Williams is being held up as an example of redemption because he has supposedly turned his life around. He has written children's books that speak out against gang violence. But the actor and writer Joseph Phillips discovered that the highest selling children's book written by Williams has sold only 330 copies. Not exactly a universal audience. The murderer has been nominated for the Nobel Peace Prize five times. But almost anyone can nominate you. That does not prove universal acknowledgment of importance.
What does all of this mean? Little. When we see the NAACP, Jamie Foxx, Danny Glover and that paragon of public morality, Snoop Dogg, calling for Williams to receive clemency, one is sure that they have bought into the big con that has as its foundation the interconnectedness of the death penalty and race. The two elements have become so interwoven that some assume that if a black man is on Death Row it has something to do with bias and an unrepresentative jury pool. One of the men crying for Williams to get clemency cites the fact that he was tried by an all-white jury, none of whom were his peers. Does that mean that Williams should have had a jury of ruthless gang leaders? Williams, like all criminals, is a lawbreaker first and has an ethnic identity second.
Ultimately, Crouch cites the most damning statistic against Williams -- what his gang warfare has wrought -- to negate all arguments in Tookie's favor.
The hard fact is that since 1980, street gangs have killed 10,000 people in Los Angeles, which is three times the number of black people lynched throughout the United States between 1877 and 1900, the highest tide of racial murder in the history of the nation.

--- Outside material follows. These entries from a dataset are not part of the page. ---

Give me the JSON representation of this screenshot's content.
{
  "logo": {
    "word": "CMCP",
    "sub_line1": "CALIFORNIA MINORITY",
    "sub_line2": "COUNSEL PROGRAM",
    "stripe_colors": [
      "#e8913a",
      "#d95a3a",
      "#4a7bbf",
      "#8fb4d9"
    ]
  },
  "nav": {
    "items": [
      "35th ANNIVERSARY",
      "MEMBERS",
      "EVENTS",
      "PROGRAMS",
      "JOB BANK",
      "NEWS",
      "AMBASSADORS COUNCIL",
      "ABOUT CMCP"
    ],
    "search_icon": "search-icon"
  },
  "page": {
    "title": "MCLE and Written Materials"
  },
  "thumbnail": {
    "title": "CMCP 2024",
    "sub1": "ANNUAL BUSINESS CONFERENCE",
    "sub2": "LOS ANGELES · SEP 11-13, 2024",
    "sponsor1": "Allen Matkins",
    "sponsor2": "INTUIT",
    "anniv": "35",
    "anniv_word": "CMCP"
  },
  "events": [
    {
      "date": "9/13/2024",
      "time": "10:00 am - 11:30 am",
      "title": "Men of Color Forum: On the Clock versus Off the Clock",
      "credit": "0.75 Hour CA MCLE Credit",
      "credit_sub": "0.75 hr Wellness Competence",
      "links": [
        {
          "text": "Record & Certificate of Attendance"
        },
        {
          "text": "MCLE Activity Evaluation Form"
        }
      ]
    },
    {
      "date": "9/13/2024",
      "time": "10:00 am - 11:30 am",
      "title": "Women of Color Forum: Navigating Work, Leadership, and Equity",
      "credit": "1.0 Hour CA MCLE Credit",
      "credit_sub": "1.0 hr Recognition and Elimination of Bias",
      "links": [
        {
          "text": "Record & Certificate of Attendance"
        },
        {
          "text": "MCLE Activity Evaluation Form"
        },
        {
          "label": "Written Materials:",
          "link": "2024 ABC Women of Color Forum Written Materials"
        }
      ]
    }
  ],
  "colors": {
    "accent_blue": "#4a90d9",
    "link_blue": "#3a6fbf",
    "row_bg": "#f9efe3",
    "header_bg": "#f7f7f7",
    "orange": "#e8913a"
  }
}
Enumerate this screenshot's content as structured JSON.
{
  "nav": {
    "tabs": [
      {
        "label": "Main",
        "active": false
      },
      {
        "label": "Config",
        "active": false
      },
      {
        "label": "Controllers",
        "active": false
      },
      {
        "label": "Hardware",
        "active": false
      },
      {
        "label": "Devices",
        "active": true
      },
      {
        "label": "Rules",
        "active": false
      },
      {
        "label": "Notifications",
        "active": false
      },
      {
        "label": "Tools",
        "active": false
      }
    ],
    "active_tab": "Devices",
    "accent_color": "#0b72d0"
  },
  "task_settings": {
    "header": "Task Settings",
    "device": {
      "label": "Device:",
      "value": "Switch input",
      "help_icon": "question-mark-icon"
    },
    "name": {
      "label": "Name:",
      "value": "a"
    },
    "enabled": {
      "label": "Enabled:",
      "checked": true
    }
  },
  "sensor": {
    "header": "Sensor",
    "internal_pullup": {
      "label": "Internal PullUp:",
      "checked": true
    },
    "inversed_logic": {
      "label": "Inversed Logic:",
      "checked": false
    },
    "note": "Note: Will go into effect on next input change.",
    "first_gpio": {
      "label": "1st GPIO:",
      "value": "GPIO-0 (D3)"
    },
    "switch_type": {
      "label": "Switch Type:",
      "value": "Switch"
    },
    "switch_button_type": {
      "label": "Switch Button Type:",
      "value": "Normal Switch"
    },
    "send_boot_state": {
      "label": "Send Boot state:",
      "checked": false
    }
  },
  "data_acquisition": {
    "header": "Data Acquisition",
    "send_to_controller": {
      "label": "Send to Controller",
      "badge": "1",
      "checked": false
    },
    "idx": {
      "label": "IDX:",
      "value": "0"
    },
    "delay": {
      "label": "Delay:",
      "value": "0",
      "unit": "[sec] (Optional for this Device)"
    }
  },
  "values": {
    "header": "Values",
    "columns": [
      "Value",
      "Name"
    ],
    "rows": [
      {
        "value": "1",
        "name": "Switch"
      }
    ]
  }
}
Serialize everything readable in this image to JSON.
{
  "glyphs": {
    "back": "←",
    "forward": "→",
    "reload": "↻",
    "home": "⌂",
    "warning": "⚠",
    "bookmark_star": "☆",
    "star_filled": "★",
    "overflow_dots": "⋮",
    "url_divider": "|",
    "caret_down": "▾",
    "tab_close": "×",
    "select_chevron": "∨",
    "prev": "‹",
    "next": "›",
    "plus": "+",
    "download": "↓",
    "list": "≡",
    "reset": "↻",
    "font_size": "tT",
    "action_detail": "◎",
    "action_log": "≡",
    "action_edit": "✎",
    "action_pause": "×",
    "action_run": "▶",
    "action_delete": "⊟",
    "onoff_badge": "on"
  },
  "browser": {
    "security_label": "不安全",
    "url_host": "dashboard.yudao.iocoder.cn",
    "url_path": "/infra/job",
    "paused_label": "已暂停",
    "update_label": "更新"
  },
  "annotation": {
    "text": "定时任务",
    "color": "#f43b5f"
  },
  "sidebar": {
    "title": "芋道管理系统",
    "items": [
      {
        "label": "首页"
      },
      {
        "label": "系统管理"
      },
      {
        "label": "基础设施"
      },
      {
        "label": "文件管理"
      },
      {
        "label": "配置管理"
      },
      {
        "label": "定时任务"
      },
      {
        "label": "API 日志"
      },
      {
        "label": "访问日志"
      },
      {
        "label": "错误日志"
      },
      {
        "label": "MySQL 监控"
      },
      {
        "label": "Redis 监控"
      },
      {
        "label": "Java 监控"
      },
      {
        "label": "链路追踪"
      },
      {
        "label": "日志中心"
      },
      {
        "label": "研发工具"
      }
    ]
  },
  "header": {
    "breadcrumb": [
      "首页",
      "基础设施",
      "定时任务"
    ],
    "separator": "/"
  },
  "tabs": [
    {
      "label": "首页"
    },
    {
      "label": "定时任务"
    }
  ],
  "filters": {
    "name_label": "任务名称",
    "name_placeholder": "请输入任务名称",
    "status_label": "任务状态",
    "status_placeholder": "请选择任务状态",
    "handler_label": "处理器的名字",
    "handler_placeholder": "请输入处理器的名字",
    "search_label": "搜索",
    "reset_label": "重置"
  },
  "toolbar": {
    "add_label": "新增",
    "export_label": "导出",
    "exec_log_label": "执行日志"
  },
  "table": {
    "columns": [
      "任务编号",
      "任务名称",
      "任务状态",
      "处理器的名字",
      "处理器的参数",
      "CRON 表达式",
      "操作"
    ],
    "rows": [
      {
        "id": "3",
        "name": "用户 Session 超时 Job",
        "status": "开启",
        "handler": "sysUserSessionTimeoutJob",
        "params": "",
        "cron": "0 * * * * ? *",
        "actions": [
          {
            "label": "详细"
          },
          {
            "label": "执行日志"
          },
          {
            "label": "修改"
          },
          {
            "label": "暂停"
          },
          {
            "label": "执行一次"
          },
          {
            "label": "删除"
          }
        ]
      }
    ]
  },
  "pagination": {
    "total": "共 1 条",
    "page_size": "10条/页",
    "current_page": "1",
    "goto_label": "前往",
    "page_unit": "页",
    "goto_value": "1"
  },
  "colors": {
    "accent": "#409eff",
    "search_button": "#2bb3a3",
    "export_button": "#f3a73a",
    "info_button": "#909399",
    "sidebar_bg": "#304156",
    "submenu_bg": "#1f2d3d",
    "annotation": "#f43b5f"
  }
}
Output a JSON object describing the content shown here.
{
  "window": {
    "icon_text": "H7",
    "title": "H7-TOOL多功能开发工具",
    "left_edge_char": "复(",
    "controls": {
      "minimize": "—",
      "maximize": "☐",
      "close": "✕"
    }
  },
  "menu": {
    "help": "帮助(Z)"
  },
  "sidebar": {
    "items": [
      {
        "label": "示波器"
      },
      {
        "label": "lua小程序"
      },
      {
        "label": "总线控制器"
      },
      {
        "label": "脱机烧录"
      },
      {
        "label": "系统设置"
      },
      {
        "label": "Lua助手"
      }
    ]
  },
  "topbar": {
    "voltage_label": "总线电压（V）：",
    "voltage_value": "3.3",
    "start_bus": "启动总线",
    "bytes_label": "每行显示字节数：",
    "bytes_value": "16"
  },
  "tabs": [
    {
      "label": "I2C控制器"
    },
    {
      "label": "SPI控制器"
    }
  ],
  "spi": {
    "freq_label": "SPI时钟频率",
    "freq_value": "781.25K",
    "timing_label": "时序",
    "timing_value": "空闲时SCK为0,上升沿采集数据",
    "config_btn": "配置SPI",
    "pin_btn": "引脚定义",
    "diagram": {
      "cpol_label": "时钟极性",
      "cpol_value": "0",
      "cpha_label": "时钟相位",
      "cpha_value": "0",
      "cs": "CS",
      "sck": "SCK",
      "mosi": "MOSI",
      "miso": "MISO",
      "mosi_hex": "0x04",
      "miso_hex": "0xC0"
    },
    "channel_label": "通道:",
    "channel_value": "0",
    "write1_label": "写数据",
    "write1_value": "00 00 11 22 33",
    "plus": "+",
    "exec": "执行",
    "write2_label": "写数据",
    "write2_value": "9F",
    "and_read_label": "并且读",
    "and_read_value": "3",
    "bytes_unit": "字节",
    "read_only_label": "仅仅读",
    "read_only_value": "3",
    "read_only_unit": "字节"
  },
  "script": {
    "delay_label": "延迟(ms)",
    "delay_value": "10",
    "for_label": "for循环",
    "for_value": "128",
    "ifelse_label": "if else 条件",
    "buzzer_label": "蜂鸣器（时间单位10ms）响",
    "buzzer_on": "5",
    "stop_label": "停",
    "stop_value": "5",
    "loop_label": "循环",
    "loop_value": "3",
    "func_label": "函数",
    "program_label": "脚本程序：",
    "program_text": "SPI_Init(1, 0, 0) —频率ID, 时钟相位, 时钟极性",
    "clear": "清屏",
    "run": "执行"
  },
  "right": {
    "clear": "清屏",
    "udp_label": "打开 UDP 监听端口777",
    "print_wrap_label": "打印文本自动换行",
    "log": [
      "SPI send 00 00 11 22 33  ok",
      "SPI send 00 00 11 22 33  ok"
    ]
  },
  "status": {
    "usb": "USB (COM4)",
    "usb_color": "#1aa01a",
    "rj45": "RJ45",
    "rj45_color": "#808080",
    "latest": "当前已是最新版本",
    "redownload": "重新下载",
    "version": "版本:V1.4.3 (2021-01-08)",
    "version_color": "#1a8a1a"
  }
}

And worst of all, those killings are black-on-black, latino-on-latino, and minority-on-minority.